# Problem statement
Only the lines that hold "icon" should be in the answer, each copied from the data below.
Source information Block Start
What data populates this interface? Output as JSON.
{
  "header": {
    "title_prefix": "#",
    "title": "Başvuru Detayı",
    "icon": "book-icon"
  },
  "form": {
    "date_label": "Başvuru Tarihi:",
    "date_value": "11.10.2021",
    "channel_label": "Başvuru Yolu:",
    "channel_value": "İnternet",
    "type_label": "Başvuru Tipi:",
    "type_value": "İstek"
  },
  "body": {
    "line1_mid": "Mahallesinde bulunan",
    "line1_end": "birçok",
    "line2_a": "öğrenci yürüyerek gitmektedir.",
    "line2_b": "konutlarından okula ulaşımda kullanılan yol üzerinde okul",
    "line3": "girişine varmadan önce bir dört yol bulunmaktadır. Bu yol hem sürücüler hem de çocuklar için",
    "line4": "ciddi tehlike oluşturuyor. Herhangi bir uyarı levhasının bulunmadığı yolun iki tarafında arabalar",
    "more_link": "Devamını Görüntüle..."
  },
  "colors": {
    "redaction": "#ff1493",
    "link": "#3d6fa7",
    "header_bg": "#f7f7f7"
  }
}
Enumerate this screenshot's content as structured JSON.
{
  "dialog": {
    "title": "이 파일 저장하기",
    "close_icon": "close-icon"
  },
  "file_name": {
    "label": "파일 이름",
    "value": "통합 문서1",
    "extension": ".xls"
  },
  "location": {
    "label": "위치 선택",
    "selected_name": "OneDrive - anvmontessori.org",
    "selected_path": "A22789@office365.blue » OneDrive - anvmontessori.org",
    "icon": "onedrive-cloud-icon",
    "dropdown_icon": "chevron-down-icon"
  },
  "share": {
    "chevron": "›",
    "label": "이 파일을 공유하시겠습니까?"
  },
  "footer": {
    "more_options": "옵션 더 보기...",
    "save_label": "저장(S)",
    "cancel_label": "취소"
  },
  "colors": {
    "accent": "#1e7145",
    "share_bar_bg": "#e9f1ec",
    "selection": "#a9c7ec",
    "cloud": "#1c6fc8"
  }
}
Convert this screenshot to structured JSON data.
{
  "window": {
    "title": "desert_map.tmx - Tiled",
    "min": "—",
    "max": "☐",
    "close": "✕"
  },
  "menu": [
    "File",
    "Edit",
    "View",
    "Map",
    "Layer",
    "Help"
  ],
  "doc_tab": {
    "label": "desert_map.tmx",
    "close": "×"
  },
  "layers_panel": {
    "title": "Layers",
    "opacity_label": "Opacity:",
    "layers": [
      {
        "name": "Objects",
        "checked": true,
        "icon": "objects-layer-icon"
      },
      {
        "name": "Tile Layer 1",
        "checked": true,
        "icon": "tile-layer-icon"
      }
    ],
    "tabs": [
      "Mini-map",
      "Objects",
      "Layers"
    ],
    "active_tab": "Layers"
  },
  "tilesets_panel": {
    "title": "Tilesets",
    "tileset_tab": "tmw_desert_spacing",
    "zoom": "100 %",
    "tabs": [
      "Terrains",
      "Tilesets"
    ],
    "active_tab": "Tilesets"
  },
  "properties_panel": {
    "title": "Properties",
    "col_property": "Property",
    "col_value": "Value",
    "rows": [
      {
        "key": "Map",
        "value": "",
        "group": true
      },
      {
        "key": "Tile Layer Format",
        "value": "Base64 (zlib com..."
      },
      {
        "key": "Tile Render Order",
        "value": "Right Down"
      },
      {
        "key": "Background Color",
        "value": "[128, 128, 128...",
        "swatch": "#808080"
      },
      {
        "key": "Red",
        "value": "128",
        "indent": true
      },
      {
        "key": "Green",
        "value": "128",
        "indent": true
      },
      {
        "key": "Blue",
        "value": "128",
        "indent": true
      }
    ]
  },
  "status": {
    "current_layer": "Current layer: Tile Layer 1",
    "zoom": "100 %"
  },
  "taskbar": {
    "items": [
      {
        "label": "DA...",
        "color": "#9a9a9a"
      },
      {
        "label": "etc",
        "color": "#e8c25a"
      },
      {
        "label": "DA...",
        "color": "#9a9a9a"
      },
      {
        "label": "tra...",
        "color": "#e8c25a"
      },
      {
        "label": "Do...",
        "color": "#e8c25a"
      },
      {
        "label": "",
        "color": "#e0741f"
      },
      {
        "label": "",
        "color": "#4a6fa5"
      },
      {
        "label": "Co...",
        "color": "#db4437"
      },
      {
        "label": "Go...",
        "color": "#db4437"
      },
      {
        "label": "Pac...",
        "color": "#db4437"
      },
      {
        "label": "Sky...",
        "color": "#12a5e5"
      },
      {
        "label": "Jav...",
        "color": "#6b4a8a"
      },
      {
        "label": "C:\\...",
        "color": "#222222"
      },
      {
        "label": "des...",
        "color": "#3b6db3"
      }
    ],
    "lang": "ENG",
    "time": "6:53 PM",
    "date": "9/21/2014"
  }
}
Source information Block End
# Exercise solution
    "icon": "book-icon"
    "close_icon": "close-icon"
    "icon": "onedrive-cloud-icon",
    "dropdown_icon": "chevron-down-icon"
        "icon": "objects-layer-icon"
        "icon": "tile-layer-icon"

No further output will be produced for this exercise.